My husband and I are celebrating our lucky 13th anniversary this weekend. Our kids are at a sleepover with their grandparents, and we went downtown Chicago. It is beautiful here.
Sunday morning I woke up at 6:00am, like I always do, and after playing on Instagram for awhile, I knew I wasn’t going back to sleep. I decided to walk around. We’re staying in the Gold Coast, probably the wealthiest neighborhood in Chicago. You can see the money: fancy cars and all those designer stores people fuss about.
I was wandering around looking at the houses and they range from beautiful to a bit ostentatious.
I love the clean lines of the stone. Or the details on the one below:
Then of course there were the ones that seemed to be trying too hard:

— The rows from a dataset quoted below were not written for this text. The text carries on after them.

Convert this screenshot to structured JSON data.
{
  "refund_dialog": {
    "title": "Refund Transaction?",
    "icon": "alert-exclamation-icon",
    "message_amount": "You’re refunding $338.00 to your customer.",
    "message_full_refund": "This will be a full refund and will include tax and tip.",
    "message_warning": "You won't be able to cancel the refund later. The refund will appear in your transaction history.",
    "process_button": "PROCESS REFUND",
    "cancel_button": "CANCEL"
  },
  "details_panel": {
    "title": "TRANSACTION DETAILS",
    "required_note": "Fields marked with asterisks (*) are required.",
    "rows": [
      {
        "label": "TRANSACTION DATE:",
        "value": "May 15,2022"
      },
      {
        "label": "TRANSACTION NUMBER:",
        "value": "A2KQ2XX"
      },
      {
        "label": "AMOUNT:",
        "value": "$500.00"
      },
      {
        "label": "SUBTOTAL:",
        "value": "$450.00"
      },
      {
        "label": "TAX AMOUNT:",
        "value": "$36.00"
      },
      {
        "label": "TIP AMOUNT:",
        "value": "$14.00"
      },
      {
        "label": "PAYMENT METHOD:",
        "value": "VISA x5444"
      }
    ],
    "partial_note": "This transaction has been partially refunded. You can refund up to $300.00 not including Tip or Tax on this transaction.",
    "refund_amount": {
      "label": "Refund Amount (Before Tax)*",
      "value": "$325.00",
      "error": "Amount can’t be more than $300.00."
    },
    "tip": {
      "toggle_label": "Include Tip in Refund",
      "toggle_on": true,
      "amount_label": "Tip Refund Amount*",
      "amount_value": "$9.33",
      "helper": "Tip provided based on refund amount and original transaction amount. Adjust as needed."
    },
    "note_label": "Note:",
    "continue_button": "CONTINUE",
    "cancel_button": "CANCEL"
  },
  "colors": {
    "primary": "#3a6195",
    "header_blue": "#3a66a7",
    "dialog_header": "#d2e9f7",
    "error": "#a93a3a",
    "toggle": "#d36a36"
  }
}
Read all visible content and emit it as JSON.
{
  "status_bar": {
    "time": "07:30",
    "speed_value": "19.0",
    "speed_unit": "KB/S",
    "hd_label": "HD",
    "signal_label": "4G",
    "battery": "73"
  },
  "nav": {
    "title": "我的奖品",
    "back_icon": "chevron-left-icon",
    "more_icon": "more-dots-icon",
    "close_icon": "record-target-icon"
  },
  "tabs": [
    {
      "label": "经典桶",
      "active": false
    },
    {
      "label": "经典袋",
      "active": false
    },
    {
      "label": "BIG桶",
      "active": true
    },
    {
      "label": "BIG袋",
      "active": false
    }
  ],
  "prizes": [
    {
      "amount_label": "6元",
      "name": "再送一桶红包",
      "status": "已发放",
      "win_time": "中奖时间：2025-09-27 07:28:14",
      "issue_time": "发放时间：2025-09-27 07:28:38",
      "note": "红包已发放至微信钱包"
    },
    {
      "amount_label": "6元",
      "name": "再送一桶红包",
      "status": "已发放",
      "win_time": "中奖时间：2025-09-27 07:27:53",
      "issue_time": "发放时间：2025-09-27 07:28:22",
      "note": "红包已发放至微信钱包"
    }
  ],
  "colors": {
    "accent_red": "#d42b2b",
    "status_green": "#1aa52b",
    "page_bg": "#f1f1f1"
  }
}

I started to get caught up in the idea that people who live in million(s) dollar homes a block from or ON Lake Shore Drive must have a better life and be happier than I am. They can probably buy whatever they want right? (The fabric! The machines!)
Lucky for me, I’ve heard the research. Only about 10% of happiness has any connection to our external circumstances. If you’re a generally miserable person and you win the lottery, six months later you’ll be back to generally miserable. If you’re a cheerful, content person and loose a leg, six months later you’ll likely be a cheerful, content person.
When I think about, I do poorly with excess and scarcity. When I have too much I start to stop seeing what I have and obsess about more. I also start to internalize our culture’s silly idea that lots of expensive things some how makes me special. As if my significance was some how for sale.
When I don’t have enough, I feel tense and anxious, like I have to constantly be alert. I grew up in a home where money was super tight and I remember feeling the stress of not enough. When I was about three or four a Pizza Hut was built at the end of our street, and I remember thinking to myself, “It doesn’t matter. We can’t afford to eat there anyway.”
I think part of what my fabric fast is to help me recognize enough. My “daily bread” if you will.
As I was reflecting this morning, I remembered a passage from Proverbs (9:7-9):
“Two things I ask of you, Lord;
do not refuse me before I die:
Keep falsehood and lies far from me;
give me neither poverty nor riches, but give me only my daily bread.
Otherwise, I may have too much and disown you and say, ‘Who is the Lord?’
Or I may become poor and steal and so dishonor the name of my God.”
So today, surrounded by wealth I will never achieve (and I’m not sure I want), I am striving for gratitude for what I have. And if I’m honest, what I have is pretty great.
Happy Memorial Day. 🇺🇸